Too often when people are talking to an adjuster, they feel like they’re rude if they don’t answer questions.
That’s not the case, and you’re doing what’s best to protect yourself.
When a representative from an insurance company calls you, they are hoping you say things that will put the damages liability on your shoulders.
The more liable you are for your injuries, the less coverage they have to provide.
Even if you live in a state with personal injury protection (PIP) insurance requirements, admitting fault accidentally can mean you have to pay more in damages out of pocket.
Talk Only About Facts
Don’t make statements about what you think or feel when you speak to an insurance adjuster.
You don’t need to offer unsolicited information and details.
Just hold off on any personal interpretations of what happened.
Also, don’t provide concrete facts if you aren’t sure. If you can’t recall something specifically, it’s fine.
Don’t Admit Fault
Even if an accident was clearly your fault, don’t admit fault. In instances where the accident was your fault, there may still be mitigating factors.
The majority of accidents are caused, at least partially by both parties involved.
Don’t take the blame because then you’re more likely to get an increase in your insurance rates or a lower settlement.
During the investigation, fault can be determined, and you could be surprised by the outcome.
Don’t Say You Don’t Have a Lawyer
Even if you don’t yet have a lawyer, there’s no need to say that.
If you don’t have a lawyer, you should also really think about getting one. Having a lawyer on your side can help you avoid some of the landmines that come with working with insurance companies.
A lawyer will know how to communicate with them, and they’ll also understand laws guiding insurance companies.
A lawyer can determine the true value of a claim and then make sure that includes a consideration of present and future damages.
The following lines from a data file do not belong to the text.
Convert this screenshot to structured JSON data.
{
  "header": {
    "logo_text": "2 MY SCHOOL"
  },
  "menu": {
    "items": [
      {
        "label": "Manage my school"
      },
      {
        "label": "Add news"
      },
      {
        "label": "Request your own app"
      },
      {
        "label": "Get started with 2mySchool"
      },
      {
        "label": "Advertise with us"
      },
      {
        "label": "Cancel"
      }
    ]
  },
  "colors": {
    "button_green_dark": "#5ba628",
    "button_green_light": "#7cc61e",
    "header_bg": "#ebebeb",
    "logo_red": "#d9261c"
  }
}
For example, damages might not just include property damages and lost wages while you recover, but also loss of future earning potential, pain and suffering, and loss of enjoyment of life.
None of the above tips mean that you should lie. You shouldn’t lie, and you should tell the truth when you’re working with insurance companies.
With that being said, you don’t need to go overboard with the information you provide.
Again, the more information you provide, the more negatively it might portray your situation.
A personal injury lawyer can provide you with guidance on what is appropriate versus inappropriate to say. Finally, never accept a settlement until you’ve spoken to a lawyer. There’s nothing you can do to go back if you later realize the settlement wasn’t fair or you aren’t happy with it. Offering a low settlement is a way for an insurance company to get your case closed out faster and less expensively.